A singular focus on lifestyle can increase social inequalities in health.
The concept of lifestyles was introduced by the German sociologist Max Weber (1864–1920), who studied various consumer groups (1). The concept consisted of two parts. The first part was life chances (Lebenschancen), which indicated the likelihood that an individual would achieve his or her goals given certain factors over which the person had little control. These factors involved access to resources, both tangible (food, clothing and shelter) and intangible (education and health care). Life chances overlapped somewhat with what is known today as socioeconomic status. The other part of the term was life conduct (Lebensführung), which dealt with choice and self-direction in a person’s behaviour. In the translation of Weber’s work Class, Status, Party from German to American English, the original meaning of ‘life chances’ was subsumed in the term ‘lifestyle’, an error that has since been criticised.

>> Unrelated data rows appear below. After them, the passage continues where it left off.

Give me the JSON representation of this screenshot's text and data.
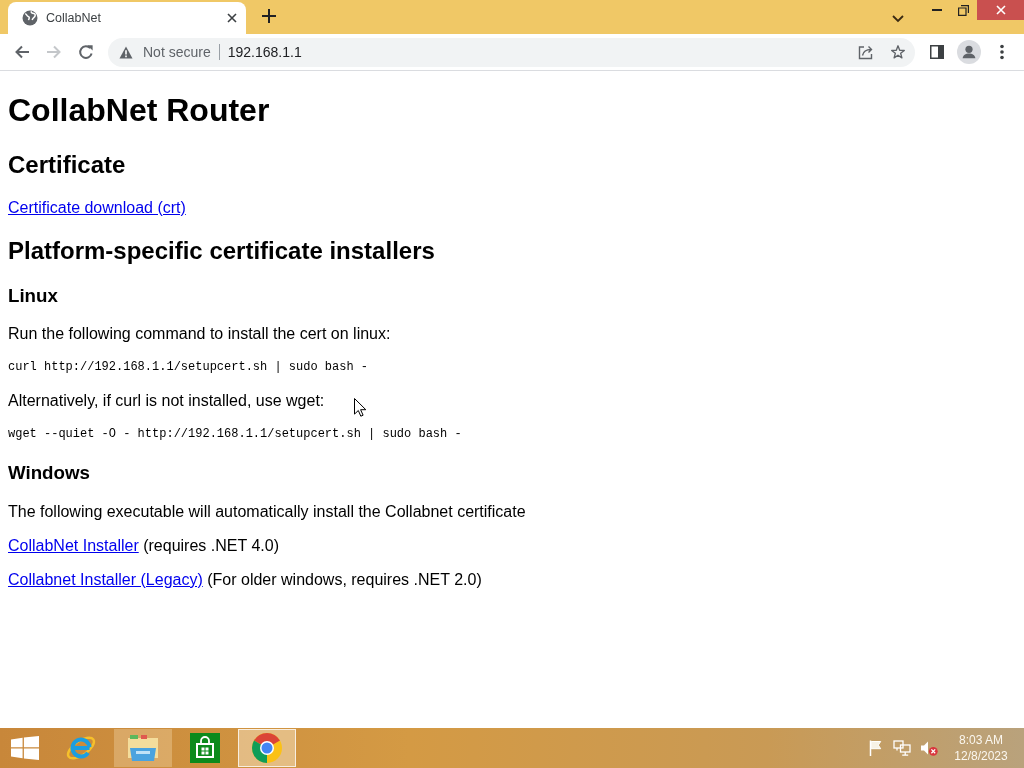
{
  "browser": {
    "tabs": [
      {
        "title": "CollabNet",
        "selected": true
      }
    ],
    "nav_buttons": [
      {
        "kind": "back",
        "disabled": false
      },
      {
        "kind": "forward",
        "disabled": true
      },
      {
        "kind": "reload",
        "disabled": false
      }
    ],
    "address_bar": {
      "security": "Not secure",
      "url": "192.168.1.1"
    }
  },
  "page": {
    "blocks": [
      {
        "kind": "h1",
        "text": "CollabNet Router"
      },
      {
        "kind": "h2",
        "text": "Certificate"
      },
      {
        "kind": "p",
        "parts": [
          {
            "kind": "link",
            "text": "Certificate download (crt)"
          }
        ]
      },
      {
        "kind": "h2",
        "text": "Platform-specific certificate installers"
      },
      {
        "kind": "h3",
        "text": "Linux"
      },
      {
        "kind": "p",
        "parts": [
          {
            "kind": "text",
            "text": "Run the following command to install the cert on linux:"
          }
        ]
      },
      {
        "kind": "code",
        "text": "curl http://192.168.1.1/setupcert.sh | sudo bash -"
      },
      {
        "kind": "p",
        "parts": [
          {
            "kind": "text",
            "text": "Alternatively, if curl is not installed, use wget:"
          }
        ]
      },
      {
        "kind": "code",
        "text": "wget --quiet -O - http://192.168.1.1/setupcert.sh | sudo bash -"
      },
      {
        "kind": "h3",
        "text": "Windows"
      },
      {
        "kind": "p",
        "parts": [
          {
            "kind": "text",
            "text": "The following executable will automatically install the Collabnet certificate"
          }
        ]
      },
      {
        "kind": "p",
        "parts": [
          {
            "kind": "link",
            "text": "CollabNet Installer"
          },
          {
            "kind": "text",
            "text": "(requires .NET 4.0)"
          }
        ]
      },
      {
        "kind": "p",
        "parts": [
          {
            "kind": "link",
            "text": "Collabnet Installer (Legacy)"
          },
          {
            "kind": "text",
            "text": "(For older windows, requires .NET 2.0)"
          }
        ]
      }
    ]
  },
  "taskbar": {
    "apps": [
      {
        "kind": "ie",
        "running": false,
        "selected": false
      },
      {
        "kind": "explorer",
        "running": true,
        "selected": false
      },
      {
        "kind": "store",
        "running": false,
        "selected": false
      },
      {
        "kind": "chrome",
        "running": true,
        "selected": true
      }
    ],
    "tray": {
      "volume_muted": true
    },
    "clock": {
      "time": "8:03 AM",
      "date": "12/8/2023"
    }
  }
}
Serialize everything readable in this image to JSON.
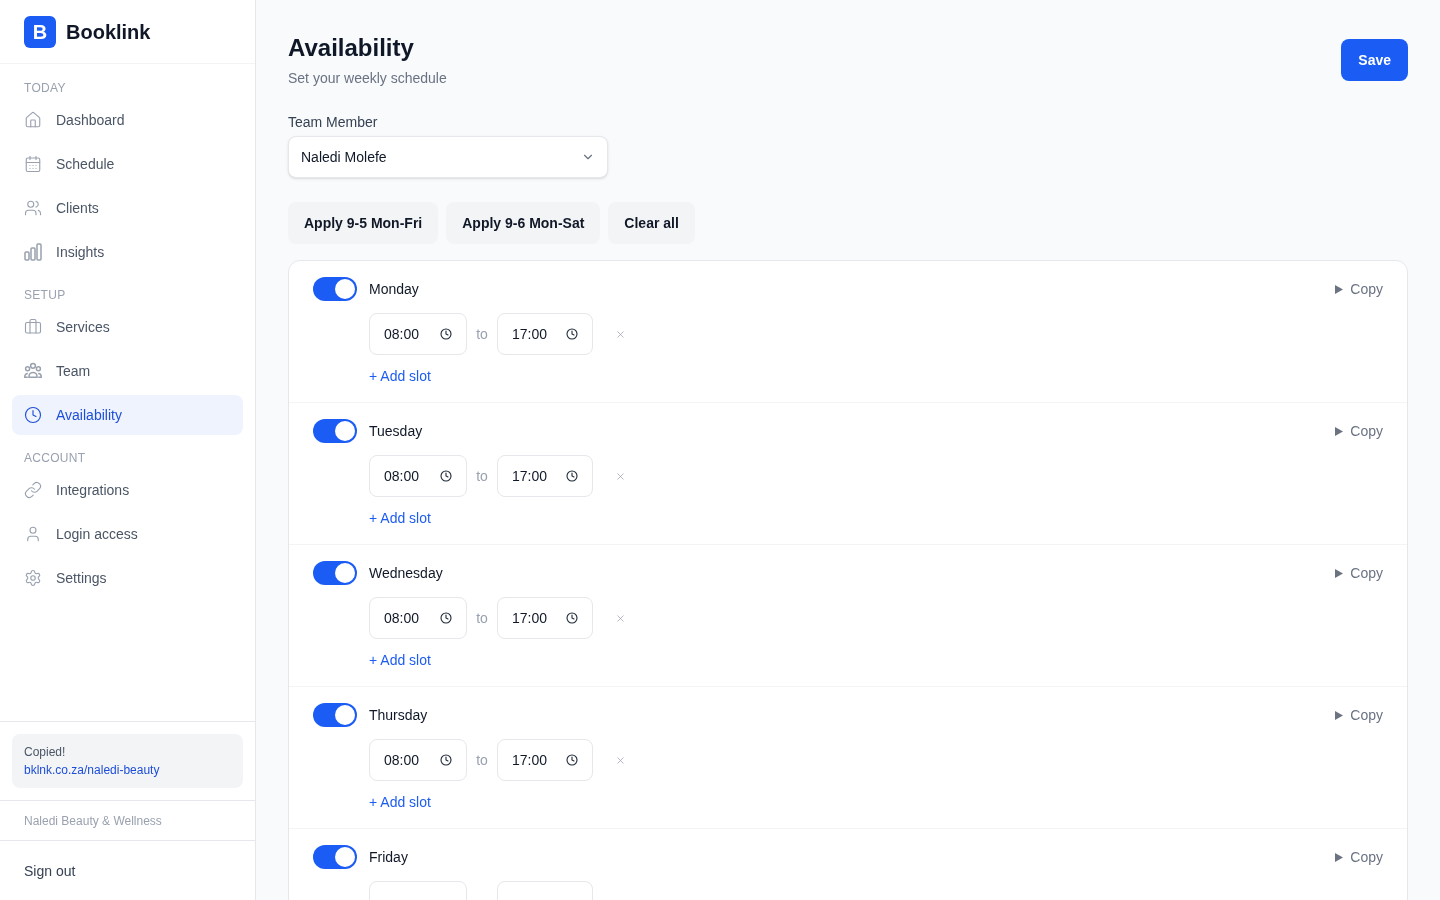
{
  "brand": {
    "logo_letter": "B",
    "name": "Booklink"
  },
  "sidebar": {
    "sections": [
      {
        "title": "TODAY",
        "items": [
          {
            "label": "Dashboard",
            "selected": false
          },
          {
            "label": "Schedule",
            "selected": false
          },
          {
            "label": "Clients",
            "selected": false
          },
          {
            "label": "Insights",
            "selected": false
          }
        ]
      },
      {
        "title": "SETUP",
        "items": [
          {
            "label": "Services",
            "selected": false
          },
          {
            "label": "Team",
            "selected": false
          },
          {
            "label": "Availability",
            "selected": true
          }
        ]
      },
      {
        "title": "ACCOUNT",
        "items": [
          {
            "label": "Integrations",
            "selected": false
          },
          {
            "label": "Login access",
            "selected": false
          },
          {
            "label": "Settings",
            "selected": false
          }
        ]
      }
    ],
    "copied_notice": {
      "title": "Copied!",
      "link": "bklnk.co.za/naledi-beauty"
    },
    "business_name": "Naledi Beauty & Wellness",
    "sign_out": "Sign out"
  },
  "header": {
    "title": "Availability",
    "subtitle": "Set your weekly schedule",
    "save_button": "Save"
  },
  "team_member": {
    "label": "Team Member",
    "value": "Naledi Molefe"
  },
  "presets": [
    "Apply 9-5 Mon-Fri",
    "Apply 9-6 Mon-Sat",
    "Clear all"
  ],
  "days": [
    {
      "name": "Monday",
      "on": true,
      "copy": "Copy",
      "slots": [
        {
          "kind": "range",
          "start": "08:00",
          "separator": "to",
          "end": "17:00"
        }
      ],
      "add_slot": "+ Add slot"
    },
    {
      "name": "Tuesday",
      "on": true,
      "copy": "Copy",
      "slots": [
        {
          "kind": "range",
          "start": "08:00",
          "separator": "to",
          "end": "17:00"
        }
      ],
      "add_slot": "+ Add slot"
    },
    {
      "name": "Wednesday",
      "on": true,
      "copy": "Copy",
      "slots": [
        {
          "kind": "range",
          "start": "08:00",
          "separator": "to",
          "end": "17:00"
        }
      ],
      "add_slot": "+ Add slot"
    },
    {
      "name": "Thursday",
      "on": true,
      "copy": "Copy",
      "slots": [
        {
          "kind": "range",
          "start": "08:00",
          "separator": "to",
          "end": "17:00"
        }
      ],
      "add_slot": "+ Add slot"
    },
    {
      "name": "Friday",
      "on": true,
      "copy": "Copy",
      "slots": [
        {
          "kind": "range"
        }
      ]
    }
  ]
}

Self-proclaimed experts and health professionals tell us how to lose weight by living a healthy lifestyle, but conceptualising lifestyle has a dark side that can have an increasingly negative impact on health. Many people may feel they do not measure up. A US study found that only 11 % of the population satisfied the criteria for a healthy lifestyle, and those with the most lifestyle risk factors were people of a lower socioeconomic status (2).
Having a normal weight and being physically active and a non-smoker with a healthy diet and a moderate alcohol intake is good for a person’s health. According to a meta-analysis, the presence of four of these five factors reduces the risk of death by 66 % over a 13-year period (3). However, lifestyle correlates with socioeconomic status (4), and people of a lower socioeconomic status have a higher prevalence of overweight and obesity (5). Interventions and recommendations that only involve exercise and diet can contribute to greater inequalities in health. Exercise programmes and dietary weight-loss classes tend to attract people who are already interested in exercise and diet, while those who need them the most do not participate (6).
The misconception that overweight and obesity are simply a matter of willpower can, in the worst case, become an added burden for those affected
Social and psychological factors, such as chronic stress, adverse childhood experiences and emotional strain, are also associated with overweight and obesity (7). The more negative experiences a person had as a child, the more illness he or she will experience as an adult (8). Societal attitudes about people with obesity cause many to feel shame (9). Lifestyles, as the concept is applied today, implies a personal responsibility for a weight problem. This can intensify feelings of shame (10), which is a response to the constant reminders of failing to live up to society’s standards for exercise and diet. Internalising these attitudes and feelings of shame can promote unhealthy coping strategies, which in turn can lead to more overweight and obesity.
The misconception that overweight and obesity are simply a matter of willpower can, in the worst case, become an added burden for those affected. The causes of overweight and obesity are complex. Genetic and epigenetic systems are part of a dynamic interaction with environmental factors, living conditions and a social framework that determines behaviour (11). ‘Life chances’ should reclaim its role in the ‘lifestyles’ concept. When meeting patients with overweight and obesity, it is important to take into account their life histories and previous experiences, not only how often they exercise and how many calories they consume. In order to fight weight gain among the population, interventions should be targeted towards social structures, in arenas that reach everyone, regardless of socioeconomic status – and preferably as early in life as possible. The focus on lifestyle has not made a difference. Now we must improve people’s life chances.